With the core desire to reflect place in his wine, and with the uncompromising vineyard-first philosophy of Downie as a guide, Ponsford notes that he knew that he had to grow his own grapes to truly make the best, the most reflective wines he could. “Things have moved very fast,” he says, “and I’m now organically farming almost five hectares of grapes in West Gippsland myself, with a nursery block on our own farm in the Hills.”

While Ponsford currently sources his grapes from the Wild Dog Vineyard – as well as some other small sites – which is managed by Downie and Patrick Sullivan, his renovated home vineyard represents the future for Entropy. “The vineyard, in Baw Baw Shire, had a multitude of problems,” says Ponsford. “The worst being blackberries that had completely grown over the vines. The site itself is awesome, but I’ve spent the last seven months trying to get it into shape. It’s been incredibly tough both physically and mentally but there’s a crop out there now that will probably produce the best wines I’ve made so far.

“Baw Baw Shire is an incredible place to grow, well, anything really. The climate is cool, it always rains, and we have these incredible red volcanic soils that are structured, deep, old and nutrient rich. If there’s a place in Australia that we should be growing grapes, it’s here.”

Ponsford notes that the conditions that make it ideal also make it a huge challenge for vignerons. “The constant rain leads to incredibly high disease pressure, the lush green landscape leads to massive bird pressure, and the cold can lead to very low yields and difficulty ripening many grape varieties. But I think the greatest wines often come from the most difficult places. And I think we’re in a place where we could really make some great wine.”

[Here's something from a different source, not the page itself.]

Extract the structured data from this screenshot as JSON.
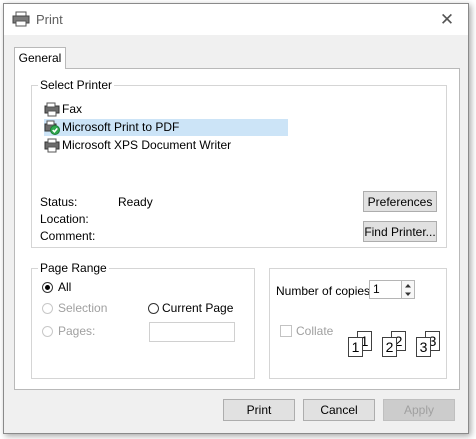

In the winery, Ponsford describes his approach as “mostly intuitive, with a lot of help from local Gippsland winemakers,” noting that he has no over-arching dogma, remaining flexible to always learning lessons. “I’ve seen so many winemakers say absolutes that in five, ten years they’ve completely abandoned. The best I can do is say that good farming is key. After that It’s just being as gentle as possible as you usher the wine to bottle.”